** Exercise objective **
Your task is to output every record exactly as it is given.

** Material for this task **
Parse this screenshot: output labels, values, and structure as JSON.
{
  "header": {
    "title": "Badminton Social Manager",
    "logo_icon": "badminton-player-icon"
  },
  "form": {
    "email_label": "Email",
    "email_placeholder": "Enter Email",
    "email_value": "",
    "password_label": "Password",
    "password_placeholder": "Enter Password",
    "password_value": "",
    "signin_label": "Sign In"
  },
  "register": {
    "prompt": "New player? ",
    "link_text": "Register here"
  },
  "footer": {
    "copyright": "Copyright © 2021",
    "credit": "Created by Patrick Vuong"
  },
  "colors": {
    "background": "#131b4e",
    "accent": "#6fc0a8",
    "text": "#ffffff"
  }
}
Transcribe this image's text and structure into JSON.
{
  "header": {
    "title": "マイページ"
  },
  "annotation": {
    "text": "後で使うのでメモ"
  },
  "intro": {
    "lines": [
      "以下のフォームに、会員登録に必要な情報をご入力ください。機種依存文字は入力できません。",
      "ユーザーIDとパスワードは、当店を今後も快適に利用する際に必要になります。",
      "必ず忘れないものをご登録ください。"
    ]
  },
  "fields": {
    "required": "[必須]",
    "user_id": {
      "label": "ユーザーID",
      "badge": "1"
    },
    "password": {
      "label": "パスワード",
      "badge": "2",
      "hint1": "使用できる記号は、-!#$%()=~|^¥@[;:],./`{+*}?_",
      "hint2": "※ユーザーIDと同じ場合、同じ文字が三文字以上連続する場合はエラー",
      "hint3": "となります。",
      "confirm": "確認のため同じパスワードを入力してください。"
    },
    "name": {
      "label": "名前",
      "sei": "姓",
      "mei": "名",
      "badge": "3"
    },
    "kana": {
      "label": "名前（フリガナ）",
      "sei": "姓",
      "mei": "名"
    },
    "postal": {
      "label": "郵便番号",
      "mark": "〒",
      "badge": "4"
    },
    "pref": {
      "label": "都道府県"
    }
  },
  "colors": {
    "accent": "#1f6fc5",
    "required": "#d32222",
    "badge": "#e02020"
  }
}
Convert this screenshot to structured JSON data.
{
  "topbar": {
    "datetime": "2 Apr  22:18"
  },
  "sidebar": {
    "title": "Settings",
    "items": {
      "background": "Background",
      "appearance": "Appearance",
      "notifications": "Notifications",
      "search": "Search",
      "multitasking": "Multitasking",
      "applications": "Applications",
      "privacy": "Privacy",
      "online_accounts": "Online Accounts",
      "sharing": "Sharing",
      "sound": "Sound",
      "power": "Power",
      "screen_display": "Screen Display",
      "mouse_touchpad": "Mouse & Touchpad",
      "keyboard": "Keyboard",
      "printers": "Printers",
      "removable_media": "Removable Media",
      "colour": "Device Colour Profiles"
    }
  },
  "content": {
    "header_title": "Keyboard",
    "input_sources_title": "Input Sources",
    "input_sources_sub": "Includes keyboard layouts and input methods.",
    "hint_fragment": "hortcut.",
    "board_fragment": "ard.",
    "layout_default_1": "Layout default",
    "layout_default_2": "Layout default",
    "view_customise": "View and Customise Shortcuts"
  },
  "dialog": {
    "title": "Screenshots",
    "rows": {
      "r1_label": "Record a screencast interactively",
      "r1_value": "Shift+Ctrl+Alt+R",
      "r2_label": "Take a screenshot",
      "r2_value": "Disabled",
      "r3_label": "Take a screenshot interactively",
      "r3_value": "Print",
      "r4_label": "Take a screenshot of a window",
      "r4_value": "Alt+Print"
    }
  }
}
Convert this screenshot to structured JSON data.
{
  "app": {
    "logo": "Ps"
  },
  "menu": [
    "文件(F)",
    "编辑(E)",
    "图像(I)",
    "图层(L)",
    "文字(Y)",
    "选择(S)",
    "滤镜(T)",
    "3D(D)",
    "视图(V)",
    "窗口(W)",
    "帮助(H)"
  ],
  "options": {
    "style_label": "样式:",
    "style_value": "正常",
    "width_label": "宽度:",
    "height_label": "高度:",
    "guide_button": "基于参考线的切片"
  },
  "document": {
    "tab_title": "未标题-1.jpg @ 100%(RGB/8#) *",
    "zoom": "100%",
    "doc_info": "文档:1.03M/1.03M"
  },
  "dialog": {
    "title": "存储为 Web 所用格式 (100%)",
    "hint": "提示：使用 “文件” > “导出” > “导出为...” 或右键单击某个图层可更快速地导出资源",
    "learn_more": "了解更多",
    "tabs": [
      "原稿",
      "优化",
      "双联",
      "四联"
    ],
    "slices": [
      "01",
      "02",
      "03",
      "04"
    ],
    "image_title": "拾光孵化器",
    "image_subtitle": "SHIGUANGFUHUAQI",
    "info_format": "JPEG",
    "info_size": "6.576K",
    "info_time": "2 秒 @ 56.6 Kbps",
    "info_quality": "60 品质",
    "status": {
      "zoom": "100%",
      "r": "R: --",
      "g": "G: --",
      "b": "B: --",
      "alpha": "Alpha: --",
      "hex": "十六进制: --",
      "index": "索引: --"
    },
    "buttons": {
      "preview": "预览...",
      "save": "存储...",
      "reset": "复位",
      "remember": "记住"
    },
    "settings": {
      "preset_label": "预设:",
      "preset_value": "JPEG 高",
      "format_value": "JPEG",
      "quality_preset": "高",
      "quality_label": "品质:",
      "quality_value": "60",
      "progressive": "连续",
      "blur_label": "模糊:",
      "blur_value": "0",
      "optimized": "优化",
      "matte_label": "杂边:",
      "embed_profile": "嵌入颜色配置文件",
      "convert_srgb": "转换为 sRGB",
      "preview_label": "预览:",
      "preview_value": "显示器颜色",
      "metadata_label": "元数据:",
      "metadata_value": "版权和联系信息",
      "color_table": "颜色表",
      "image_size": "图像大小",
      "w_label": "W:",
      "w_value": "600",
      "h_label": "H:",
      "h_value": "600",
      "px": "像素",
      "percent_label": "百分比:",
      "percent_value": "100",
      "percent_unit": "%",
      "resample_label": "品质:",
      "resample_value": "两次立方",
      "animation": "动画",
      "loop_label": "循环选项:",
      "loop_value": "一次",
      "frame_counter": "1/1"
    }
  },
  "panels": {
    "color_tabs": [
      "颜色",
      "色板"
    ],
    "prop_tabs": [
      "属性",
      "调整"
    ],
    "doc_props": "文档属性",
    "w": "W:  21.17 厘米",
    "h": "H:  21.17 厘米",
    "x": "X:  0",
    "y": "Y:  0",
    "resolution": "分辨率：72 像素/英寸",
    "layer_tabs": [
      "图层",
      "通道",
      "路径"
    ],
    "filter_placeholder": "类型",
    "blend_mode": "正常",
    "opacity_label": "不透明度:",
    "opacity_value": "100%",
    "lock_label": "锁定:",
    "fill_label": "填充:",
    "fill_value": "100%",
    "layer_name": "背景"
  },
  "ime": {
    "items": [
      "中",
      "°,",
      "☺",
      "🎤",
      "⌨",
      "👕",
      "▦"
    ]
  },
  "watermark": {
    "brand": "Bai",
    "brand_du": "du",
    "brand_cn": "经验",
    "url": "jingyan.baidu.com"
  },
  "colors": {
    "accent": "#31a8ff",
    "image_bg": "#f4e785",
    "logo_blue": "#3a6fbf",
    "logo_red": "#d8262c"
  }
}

** Response box **
Parse this screenshot: output labels, values, and structure as JSON.
{
  "header": {
    "title": "Badminton Social Manager",
    "logo_icon": "badminton-player-icon"
  },
  "form": {
    "email_label": "Email",
    "email_placeholder": "Enter Email",
    "email_value": "",
    "password_label": "Password",
    "password_placeholder": "Enter Password",
    "password_value": "",
    "signin_label": "Sign In"
  },
  "register": {
    "prompt": "New player? ",
    "link_text": "Register here"
  },
  "footer": {
    "copyright": "Copyright © 2021",
    "credit": "Created by Patrick Vuong"
  },
  "colors": {
    "background": "#131b4e",
    "accent": "#6fc0a8",
    "text": "#ffffff"
  }
}
Transcribe this image's text and structure into JSON.
{
  "header": {
    "title": "マイページ"
  },
  "annotation": {
    "text": "後で使うのでメモ"
  },
  "intro": {
    "lines": [
      "以下のフォームに、会員登録に必要な情報をご入力ください。機種依存文字は入力できません。",
      "ユーザーIDとパスワードは、当店を今後も快適に利用する際に必要になります。",
      "必ず忘れないものをご登録ください。"
    ]
  },
  "fields": {
    "required": "[必須]",
    "user_id": {
      "label": "ユーザーID",
      "badge": "1"
    },
    "password": {
      "label": "パスワード",
      "badge": "2",
      "hint1": "使用できる記号は、-!#$%()=~|^¥@[;:],./`{+*}?_",
      "hint2": "※ユーザーIDと同じ場合、同じ文字が三文字以上連続する場合はエラー",
      "hint3": "となります。",
      "confirm": "確認のため同じパスワードを入力してください。"
    },
    "name": {
      "label": "名前",
      "sei": "姓",
      "mei": "名",
      "badge": "3"
    },
    "kana": {
      "label": "名前（フリガナ）",
      "sei": "姓",
      "mei": "名"
    },
    "postal": {
      "label": "郵便番号",
      "mark": "〒",
      "badge": "4"
    },
    "pref": {
      "label": "都道府県"
    }
  },
  "colors": {
    "accent": "#1f6fc5",
    "required": "#d32222",
    "badge": "#e02020"
  }
}
Convert this screenshot to structured JSON data.
{
  "topbar": {
    "datetime": "2 Apr  22:18"
  },
  "sidebar": {
    "title": "Settings",
    "items": {
      "background": "Background",
      "appearance": "Appearance",
      "notifications": "Notifications",
      "search": "Search",
      "multitasking": "Multitasking",
      "applications": "Applications",
      "privacy": "Privacy",
      "online_accounts": "Online Accounts",
      "sharing": "Sharing",
      "sound": "Sound",
      "power": "Power",
      "screen_display": "Screen Display",
      "mouse_touchpad": "Mouse & Touchpad",
      "keyboard": "Keyboard",
      "printers": "Printers",
      "removable_media": "Removable Media",
      "colour": "Device Colour Profiles"
    }
  },
  "content": {
    "header_title": "Keyboard",
    "input_sources_title": "Input Sources",
    "input_sources_sub": "Includes keyboard layouts and input methods.",
    "hint_fragment": "hortcut.",
    "board_fragment": "ard.",
    "layout_default_1": "Layout default",
    "layout_default_2": "Layout default",
    "view_customise": "View and Customise Shortcuts"
  },
  "dialog": {
    "title": "Screenshots",
    "rows": {
      "r1_label": "Record a screencast interactively",
      "r1_value": "Shift+Ctrl+Alt+R",
      "r2_label": "Take a screenshot",
      "r2_value": "Disabled",
      "r3_label": "Take a screenshot interactively",
      "r3_value": "Print",
      "r4_label": "Take a screenshot of a window",
      "r4_value": "Alt+Print"
    }
  }
}
Convert this screenshot to structured JSON data.
{
  "app": {
    "logo": "Ps"
  },
  "menu": [
    "文件(F)",
    "编辑(E)",
    "图像(I)",
    "图层(L)",
    "文字(Y)",
    "选择(S)",
    "滤镜(T)",
    "3D(D)",
    "视图(V)",
    "窗口(W)",
    "帮助(H)"
  ],
  "options": {
    "style_label": "样式:",
    "style_value": "正常",
    "width_label": "宽度:",
    "height_label": "高度:",
    "guide_button": "基于参考线的切片"
  },
  "document": {
    "tab_title": "未标题-1.jpg @ 100%(RGB/8#) *",
    "zoom": "100%",
    "doc_info": "文档:1.03M/1.03M"
  },
  "dialog": {
    "title": "存储为 Web 所用格式 (100%)",
    "hint": "提示：使用 “文件” > “导出” > “导出为...” 或右键单击某个图层可更快速地导出资源",
    "learn_more": "了解更多",
    "tabs": [
      "原稿",
      "优化",
      "双联",
      "四联"
    ],
    "slices": [
      "01",
      "02",
      "03",
      "04"
    ],
    "image_title": "拾光孵化器",
    "image_subtitle": "SHIGUANGFUHUAQI",
    "info_format": "JPEG",
    "info_size": "6.576K",
    "info_time": "2 秒 @ 56.6 Kbps",
    "info_quality": "60 品质",
    "status": {
      "zoom": "100%",
      "r": "R: --",
      "g": "G: --",
      "b": "B: --",
      "alpha": "Alpha: --",
      "hex": "十六进制: --",
      "index": "索引: --"
    },
    "buttons": {
      "preview": "预览...",
      "save": "存储...",
      "reset": "复位",
      "remember": "记住"
    },
    "settings": {
      "preset_label": "预设:",
      "preset_value": "JPEG 高",
      "format_value": "JPEG",
      "quality_preset": "高",
      "quality_label": "品质:",
      "quality_value": "60",
      "progressive": "连续",
      "blur_label": "模糊:",
      "blur_value": "0",
      "optimized": "优化",
      "matte_label": "杂边:",
      "embed_profile": "嵌入颜色配置文件",
      "convert_srgb": "转换为 sRGB",
      "preview_label": "预览:",
      "preview_value": "显示器颜色",
      "metadata_label": "元数据:",
      "metadata_value": "版权和联系信息",
      "color_table": "颜色表",
      "image_size": "图像大小",
      "w_label": "W:",
      "w_value": "600",
      "h_label": "H:",
      "h_value": "600",
      "px": "像素",
      "percent_label": "百分比:",
      "percent_value": "100",
      "percent_unit": "%",
      "resample_label": "品质:",
      "resample_value": "两次立方",
      "animation": "动画",
      "loop_label": "循环选项:",
      "loop_value": "一次",
      "frame_counter": "1/1"
    }
  },
  "panels": {
    "color_tabs": [
      "颜色",
      "色板"
    ],
    "prop_tabs": [
      "属性",
      "调整"
    ],
    "doc_props": "文档属性",
    "w": "W:  21.17 厘米",
    "h": "H:  21.17 厘米",
    "x": "X:  0",
    "y": "Y:  0",
    "resolution": "分辨率：72 像素/英寸",
    "layer_tabs": [
      "图层",
      "通道",
      "路径"
    ],
    "filter_placeholder": "类型",
    "blend_mode": "正常",
    "opacity_label": "不透明度:",
    "opacity_value": "100%",
    "lock_label": "锁定:",
    "fill_label": "填充:",
    "fill_value": "100%",
    "layer_name": "背景"
  },
  "ime": {
    "items": [
      "中",
      "°,",
      "☺",
      "🎤",
      "⌨",
      "👕",
      "▦"
    ]
  },
  "watermark": {
    "brand": "Bai",
    "brand_du": "du",
    "brand_cn": "经验",
    "url": "jingyan.baidu.com"
  },
  "colors": {
    "accent": "#31a8ff",
    "image_bg": "#f4e785",
    "logo_blue": "#3a6fbf",
    "logo_red": "#d8262c"
  }
}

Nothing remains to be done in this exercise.